[Exercise materials Boundary: Start]

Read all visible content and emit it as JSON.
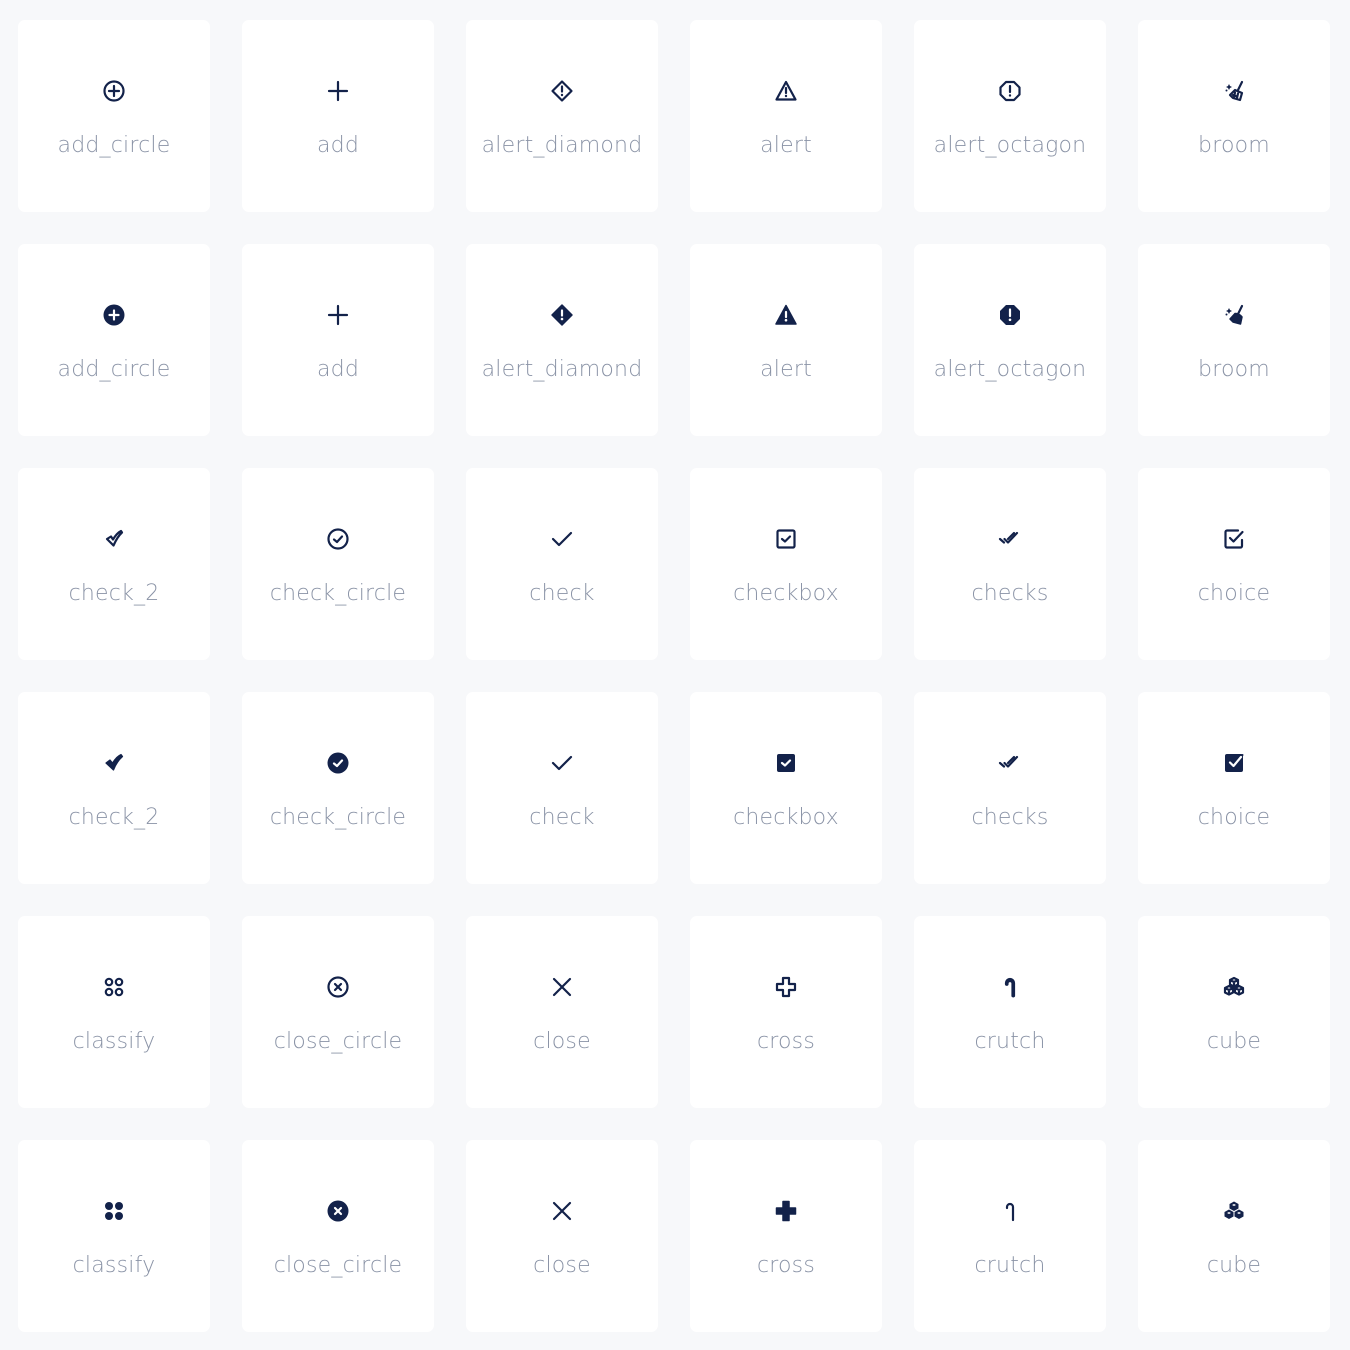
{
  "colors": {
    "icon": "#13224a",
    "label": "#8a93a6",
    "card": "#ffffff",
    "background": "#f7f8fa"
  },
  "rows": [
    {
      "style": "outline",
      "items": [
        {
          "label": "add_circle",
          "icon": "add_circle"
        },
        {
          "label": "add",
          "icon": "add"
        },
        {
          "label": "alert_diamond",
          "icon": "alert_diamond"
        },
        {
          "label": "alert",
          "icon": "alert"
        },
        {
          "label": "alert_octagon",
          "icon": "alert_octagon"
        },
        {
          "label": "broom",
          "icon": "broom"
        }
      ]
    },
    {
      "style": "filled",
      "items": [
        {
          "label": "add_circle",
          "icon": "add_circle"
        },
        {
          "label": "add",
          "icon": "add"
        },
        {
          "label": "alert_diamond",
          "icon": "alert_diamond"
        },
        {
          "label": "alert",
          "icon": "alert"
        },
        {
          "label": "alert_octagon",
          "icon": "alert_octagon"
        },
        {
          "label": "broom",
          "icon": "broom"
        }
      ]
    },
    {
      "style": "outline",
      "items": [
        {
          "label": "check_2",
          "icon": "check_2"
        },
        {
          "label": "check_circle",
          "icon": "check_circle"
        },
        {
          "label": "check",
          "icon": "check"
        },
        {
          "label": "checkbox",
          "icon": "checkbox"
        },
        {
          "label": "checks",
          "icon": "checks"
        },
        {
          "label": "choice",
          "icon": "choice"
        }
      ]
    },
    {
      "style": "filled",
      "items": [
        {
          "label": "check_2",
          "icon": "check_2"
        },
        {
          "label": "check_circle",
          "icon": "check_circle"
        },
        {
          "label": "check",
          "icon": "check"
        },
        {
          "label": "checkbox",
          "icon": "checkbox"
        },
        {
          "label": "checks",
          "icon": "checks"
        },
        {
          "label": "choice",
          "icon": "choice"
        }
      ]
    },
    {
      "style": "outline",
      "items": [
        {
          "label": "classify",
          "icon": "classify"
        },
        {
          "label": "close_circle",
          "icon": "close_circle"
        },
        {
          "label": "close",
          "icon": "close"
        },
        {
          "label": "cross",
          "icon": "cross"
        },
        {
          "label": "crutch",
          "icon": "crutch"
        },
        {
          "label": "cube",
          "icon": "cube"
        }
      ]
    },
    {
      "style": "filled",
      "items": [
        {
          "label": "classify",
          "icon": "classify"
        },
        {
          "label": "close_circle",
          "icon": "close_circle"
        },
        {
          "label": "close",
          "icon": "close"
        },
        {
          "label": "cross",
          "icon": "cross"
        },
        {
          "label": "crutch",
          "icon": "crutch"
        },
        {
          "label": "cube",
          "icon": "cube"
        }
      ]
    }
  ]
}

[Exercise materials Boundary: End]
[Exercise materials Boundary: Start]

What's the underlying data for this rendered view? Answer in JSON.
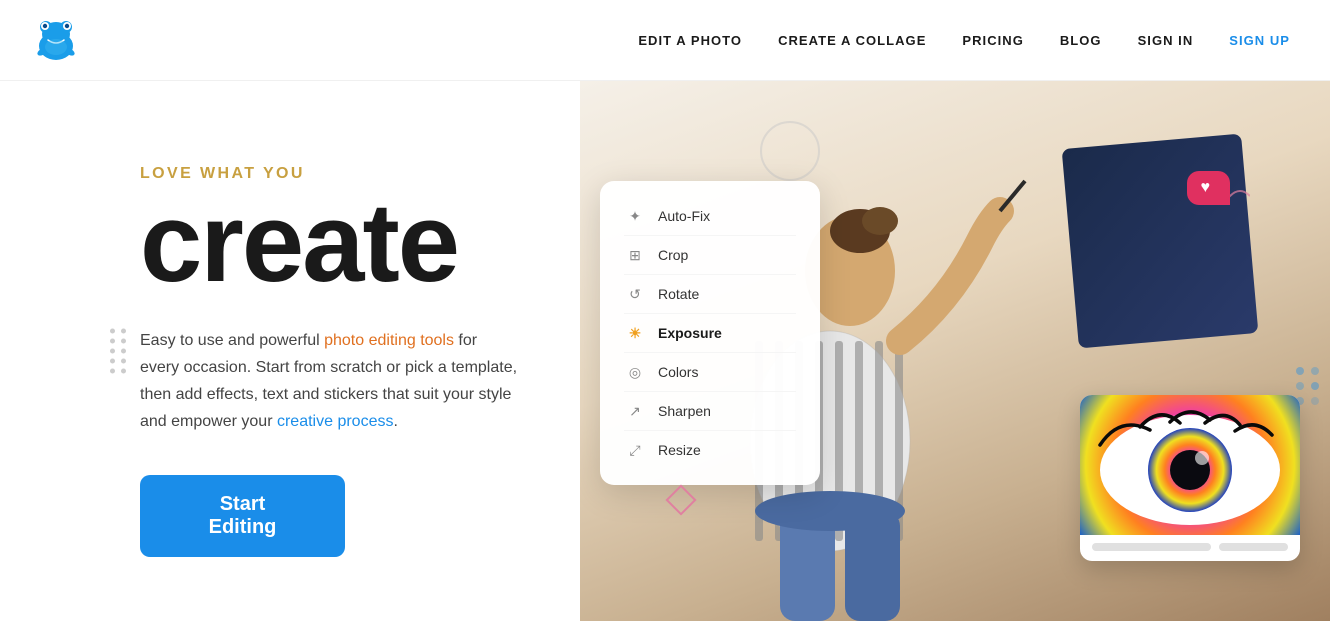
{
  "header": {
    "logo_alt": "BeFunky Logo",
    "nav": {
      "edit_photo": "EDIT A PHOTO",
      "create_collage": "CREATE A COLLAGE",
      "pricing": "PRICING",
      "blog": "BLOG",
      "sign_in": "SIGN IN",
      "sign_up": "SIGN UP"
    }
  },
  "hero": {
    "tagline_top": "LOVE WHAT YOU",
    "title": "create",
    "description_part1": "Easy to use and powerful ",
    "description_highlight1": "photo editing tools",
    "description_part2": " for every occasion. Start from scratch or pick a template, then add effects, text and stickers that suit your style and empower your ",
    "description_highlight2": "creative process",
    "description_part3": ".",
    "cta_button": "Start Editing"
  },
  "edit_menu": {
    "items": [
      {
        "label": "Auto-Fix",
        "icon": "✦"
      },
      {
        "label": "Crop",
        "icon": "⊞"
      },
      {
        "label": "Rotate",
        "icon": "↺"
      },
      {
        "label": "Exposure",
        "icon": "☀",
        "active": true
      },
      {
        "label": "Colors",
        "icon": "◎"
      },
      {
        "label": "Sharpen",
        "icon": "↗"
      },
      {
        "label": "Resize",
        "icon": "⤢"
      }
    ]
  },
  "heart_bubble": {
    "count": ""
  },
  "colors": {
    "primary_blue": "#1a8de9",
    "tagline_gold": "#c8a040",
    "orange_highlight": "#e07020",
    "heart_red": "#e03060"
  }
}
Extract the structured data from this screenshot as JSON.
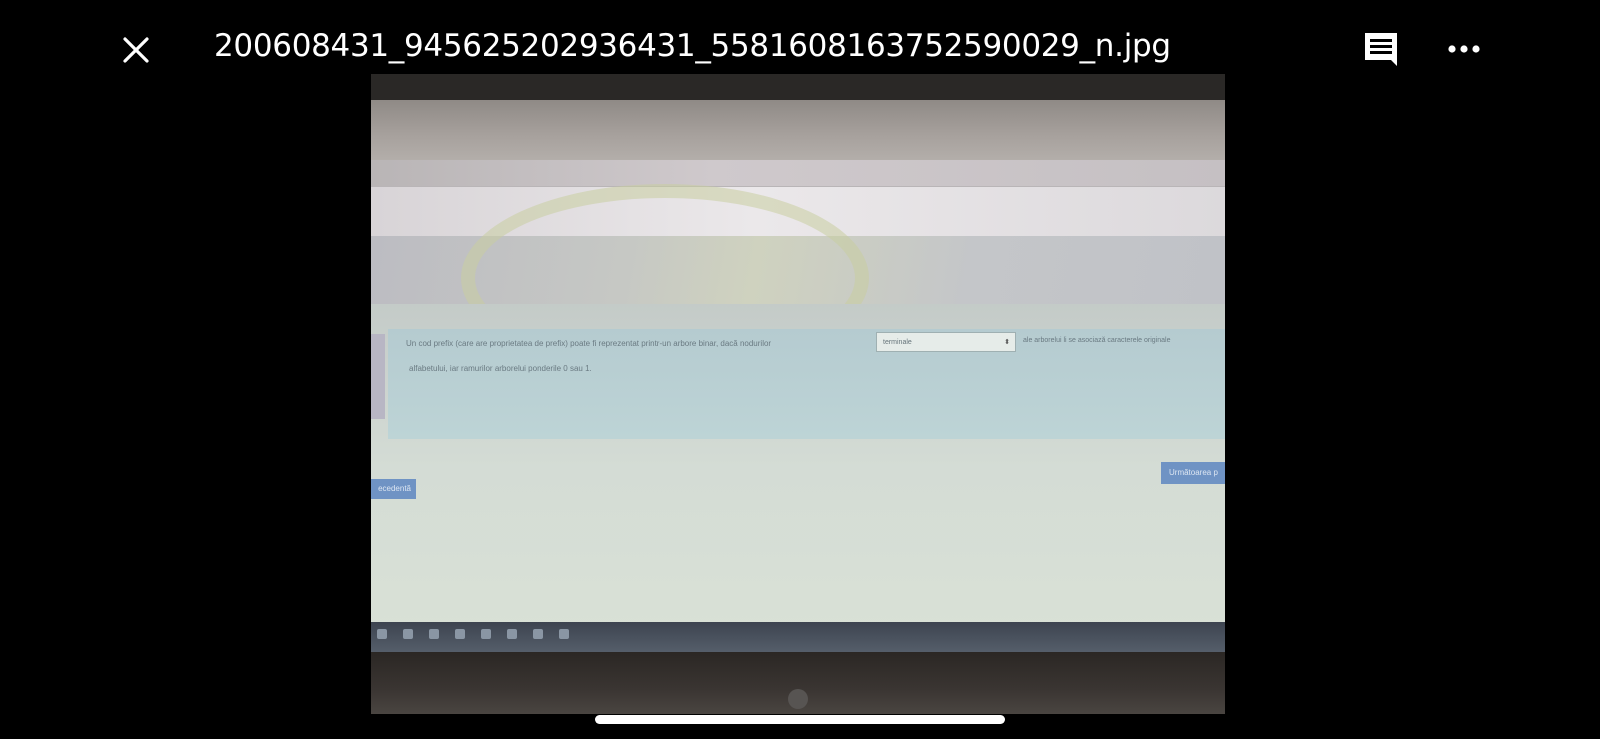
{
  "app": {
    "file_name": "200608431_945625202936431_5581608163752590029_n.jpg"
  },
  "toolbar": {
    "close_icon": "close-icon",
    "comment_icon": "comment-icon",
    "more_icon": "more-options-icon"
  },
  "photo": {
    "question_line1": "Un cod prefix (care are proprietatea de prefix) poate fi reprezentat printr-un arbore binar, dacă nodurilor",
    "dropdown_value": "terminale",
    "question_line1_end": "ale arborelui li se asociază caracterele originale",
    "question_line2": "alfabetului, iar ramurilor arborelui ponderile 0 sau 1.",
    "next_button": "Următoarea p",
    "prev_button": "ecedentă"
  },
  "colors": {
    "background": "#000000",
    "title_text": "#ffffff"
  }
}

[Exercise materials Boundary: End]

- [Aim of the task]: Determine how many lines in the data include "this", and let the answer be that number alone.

- [Solved problem]: 2